People and companies can learn these behaviors. It’s not a simple process which happens overnight. But it is a systemic, cultural process which can happen one leader at a time, one division at a time, one company at a time, and you can see the behavior shifting toward authentic, real trust-building behaviors as opposed to the more common counterfeit behavior of spin and hidden agendas and the like which tend to dissipate and diminish trust.
Is there a danger in being too trusting or even gullible?
One thing about trust is that everyone’s for it.
However, there are three big objections which come up. The first one is that trust is a social virtue, to which I say no, it’s much more than that; it’s a hard-edged economic driver. Secondly, and we hear this all the time: “we can’t do anything about trust, it’s either there or it’s not there.” This too is a fallacy. Trust is a competency. It’s something you can get good at. It’s a strength you personally, and your team and your company can master. Being good at it will elevate every other strength you have.
The third complaint goes along these lines: “We’ve been burned before. We can’t trust everyone. Are you suggesting we trust everybody?” That’s where I suggest you exercise what I call “Smart Trust.” Most leaders have been burned before, so they become distrusting. Our society is that way.
If you’re not trusted, you tend to reciprocate with distrust. That’s how the vicious cycle of mistrust starts and spirals downward.
There is a risk in trusting people, but the greater risk is not trusting people.
Smart Trust says you look at the opportunity, the risk and the credibility of the people involved. And you add to that verification and analysis. So you trust and verify. As opposed to verify, then trust!
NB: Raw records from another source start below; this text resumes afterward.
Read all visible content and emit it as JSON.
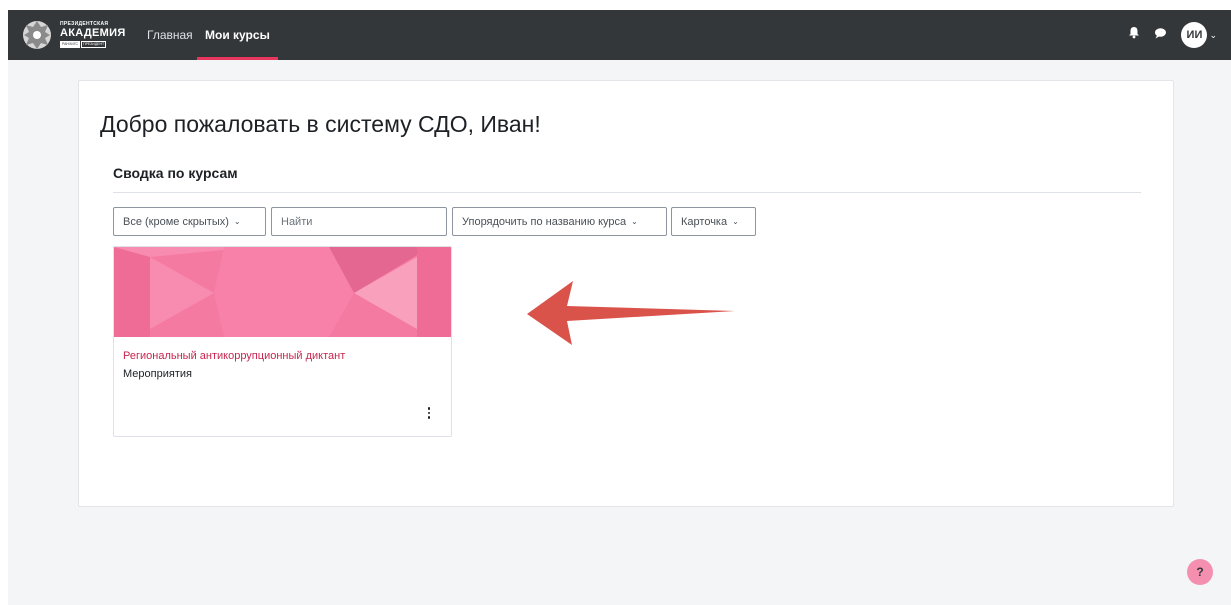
{
  "navbar": {
    "logo": {
      "line1": "ПРЕЗИДЕНТСКАЯ",
      "line2": "АКАДЕМИЯ",
      "sub1": "РАНХИГС",
      "sub2": "ПРЕЗИДЕНТ"
    },
    "links": [
      {
        "label": "Главная",
        "active": false
      },
      {
        "label": "Мои курсы",
        "active": true
      }
    ],
    "avatar_initials": "ИИ",
    "bell_icon": "bell-icon",
    "messages_icon": "chat-bubble-icon"
  },
  "main": {
    "welcome": "Добро пожаловать в систему СДО, Иван!",
    "section_title": "Сводка по курсам",
    "filters": {
      "grouping": "Все (кроме скрытых)",
      "search_placeholder": "Найти",
      "sort": "Упорядочить по названию курса",
      "view": "Карточка"
    },
    "courses": [
      {
        "name": "Региональный антикоррупционный диктант",
        "category": "Мероприятия"
      }
    ]
  },
  "help_label": "?",
  "colors": {
    "navbar": "#33373a",
    "accent": "#e8365e",
    "course_image": "#f57aa2",
    "course_link": "#c7254e",
    "annotation_arrow": "#d9534b"
  }
}
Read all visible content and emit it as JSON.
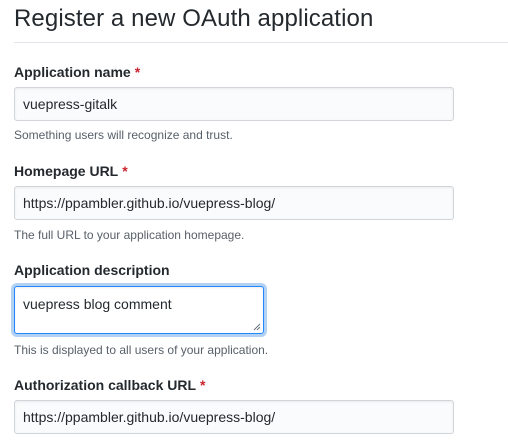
{
  "page": {
    "title": "Register a new OAuth application"
  },
  "fields": {
    "app_name": {
      "label": "Application name",
      "required_mark": "*",
      "value": "vuepress-gitalk",
      "note": "Something users will recognize and trust."
    },
    "homepage_url": {
      "label": "Homepage URL",
      "required_mark": "*",
      "value": "https://ppambler.github.io/vuepress-blog/",
      "note": "The full URL to your application homepage."
    },
    "description": {
      "label": "Application description",
      "value": "vuepress blog comment",
      "note": "This is displayed to all users of your application."
    },
    "callback_url": {
      "label": "Authorization callback URL",
      "required_mark": "*",
      "value": "https://ppambler.github.io/vuepress-blog/"
    }
  },
  "colors": {
    "required": "#cb2431",
    "focus_border": "#2188ff",
    "note_text": "#586069"
  }
}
Let’s look at Berkshire Hathaway and Warren Buffet. I mention them in the book as an example of a high-trust company, about the acquisition they made based on a hand shake without due diligence.
But did you know that’s how the entire company operates? They have 377,000 employees from some 60 different wholly-owned companies. How many people do you think work at corporate headquarters? A mere 25! Why? Because they choose to operate in a “seamless web of deserved trust” as Berkshire Hathaway Vice Chairman Charlie Munger calls it.
This is real. It’s not blind trust, but smart trust.
INTERVIEW by Christian Sarkar